→ Exercise aim: Would you set down each line of the data below exactly?

=== Provided information ===

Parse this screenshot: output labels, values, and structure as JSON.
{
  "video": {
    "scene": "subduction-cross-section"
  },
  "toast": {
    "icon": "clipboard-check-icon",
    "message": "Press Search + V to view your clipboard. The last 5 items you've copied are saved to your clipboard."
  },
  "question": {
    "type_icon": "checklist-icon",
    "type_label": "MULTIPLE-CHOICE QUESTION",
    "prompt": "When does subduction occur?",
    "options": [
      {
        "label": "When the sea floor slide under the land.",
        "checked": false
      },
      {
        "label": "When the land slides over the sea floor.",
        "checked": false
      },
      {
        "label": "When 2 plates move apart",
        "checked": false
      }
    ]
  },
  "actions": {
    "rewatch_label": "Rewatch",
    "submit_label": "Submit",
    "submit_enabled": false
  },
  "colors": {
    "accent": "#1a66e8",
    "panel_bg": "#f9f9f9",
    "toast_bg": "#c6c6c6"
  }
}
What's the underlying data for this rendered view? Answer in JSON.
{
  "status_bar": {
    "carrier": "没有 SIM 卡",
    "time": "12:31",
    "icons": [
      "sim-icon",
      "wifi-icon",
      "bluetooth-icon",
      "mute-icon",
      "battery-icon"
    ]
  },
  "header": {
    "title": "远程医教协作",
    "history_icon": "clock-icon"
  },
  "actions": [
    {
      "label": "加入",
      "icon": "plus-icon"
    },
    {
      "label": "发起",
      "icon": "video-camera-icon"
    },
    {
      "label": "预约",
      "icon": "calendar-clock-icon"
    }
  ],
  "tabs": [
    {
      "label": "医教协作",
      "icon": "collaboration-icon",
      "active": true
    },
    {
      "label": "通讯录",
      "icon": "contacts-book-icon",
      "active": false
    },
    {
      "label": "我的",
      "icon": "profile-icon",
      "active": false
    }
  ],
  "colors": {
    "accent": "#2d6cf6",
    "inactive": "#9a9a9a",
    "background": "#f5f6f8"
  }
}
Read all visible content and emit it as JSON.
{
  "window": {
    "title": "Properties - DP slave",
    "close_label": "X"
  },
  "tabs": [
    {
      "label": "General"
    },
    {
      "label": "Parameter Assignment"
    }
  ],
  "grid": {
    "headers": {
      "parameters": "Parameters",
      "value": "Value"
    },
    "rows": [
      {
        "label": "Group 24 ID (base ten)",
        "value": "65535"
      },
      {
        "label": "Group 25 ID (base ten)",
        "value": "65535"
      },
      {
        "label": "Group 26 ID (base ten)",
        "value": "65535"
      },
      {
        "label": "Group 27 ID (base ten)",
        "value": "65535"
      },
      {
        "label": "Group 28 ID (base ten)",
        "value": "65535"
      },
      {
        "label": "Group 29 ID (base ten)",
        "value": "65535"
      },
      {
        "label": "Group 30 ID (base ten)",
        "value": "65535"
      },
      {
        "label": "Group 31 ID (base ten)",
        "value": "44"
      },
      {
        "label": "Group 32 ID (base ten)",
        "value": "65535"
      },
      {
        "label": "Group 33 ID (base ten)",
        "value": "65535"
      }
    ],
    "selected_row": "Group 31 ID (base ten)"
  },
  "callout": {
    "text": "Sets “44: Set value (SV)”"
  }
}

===

→ Exercise response:
Parse this screenshot: output labels, values, and structure as JSON.
{
  "video": {
    "scene": "subduction-cross-section"
  },
  "toast": {
    "icon": "clipboard-check-icon",
    "message": "Press Search + V to view your clipboard. The last 5 items you've copied are saved to your clipboard."
  },
  "question": {
    "type_icon": "checklist-icon",
    "type_label": "MULTIPLE-CHOICE QUESTION",
    "prompt": "When does subduction occur?",
    "options": [
      {
        "label": "When the sea floor slide under the land.",
        "checked": false
      },
      {
        "label": "When the land slides over the sea floor.",
        "checked": false
      },
      {
        "label": "When 2 plates move apart",
        "checked": false
      }
    ]
  },
  "actions": {
    "rewatch_label": "Rewatch",
    "submit_label": "Submit",
    "submit_enabled": false
  },
  "colors": {
    "accent": "#1a66e8",
    "panel_bg": "#f9f9f9",
    "toast_bg": "#c6c6c6"
  }
}
What's the underlying data for this rendered view? Answer in JSON.
{
  "status_bar": {
    "carrier": "没有 SIM 卡",
    "time": "12:31",
    "icons": [
      "sim-icon",
      "wifi-icon",
      "bluetooth-icon",
      "mute-icon",
      "battery-icon"
    ]
  },
  "header": {
    "title": "远程医教协作",
    "history_icon": "clock-icon"
  },
  "actions": [
    {
      "label": "加入",
      "icon": "plus-icon"
    },
    {
      "label": "发起",
      "icon": "video-camera-icon"
    },
    {
      "label": "预约",
      "icon": "calendar-clock-icon"
    }
  ],
  "tabs": [
    {
      "label": "医教协作",
      "icon": "collaboration-icon",
      "active": true
    },
    {
      "label": "通讯录",
      "icon": "contacts-book-icon",
      "active": false
    },
    {
      "label": "我的",
      "icon": "profile-icon",
      "active": false
    }
  ],
  "colors": {
    "accent": "#2d6cf6",
    "inactive": "#9a9a9a",
    "background": "#f5f6f8"
  }
}
Read all visible content and emit it as JSON.
{
  "window": {
    "title": "Properties - DP slave",
    "close_label": "X"
  },
  "tabs": [
    {
      "label": "General"
    },
    {
      "label": "Parameter Assignment"
    }
  ],
  "grid": {
    "headers": {
      "parameters": "Parameters",
      "value": "Value"
    },
    "rows": [
      {
        "label": "Group 24 ID (base ten)",
        "value": "65535"
      },
      {
        "label": "Group 25 ID (base ten)",
        "value": "65535"
      },
      {
        "label": "Group 26 ID (base ten)",
        "value": "65535"
      },
      {
        "label": "Group 27 ID (base ten)",
        "value": "65535"
      },
      {
        "label": "Group 28 ID (base ten)",
        "value": "65535"
      },
      {
        "label": "Group 29 ID (base ten)",
        "value": "65535"
      },
      {
        "label": "Group 30 ID (base ten)",
        "value": "65535"
      },
      {
        "label": "Group 31 ID (base ten)",
        "value": "44"
      },
      {
        "label": "Group 32 ID (base ten)",
        "value": "65535"
      },
      {
        "label": "Group 33 ID (base ten)",
        "value": "65535"
      }
    ],
    "selected_row": "Group 31 ID (base ten)"
  },
  "callout": {
    "text": "Sets “44: Set value (SV)”"
  }
}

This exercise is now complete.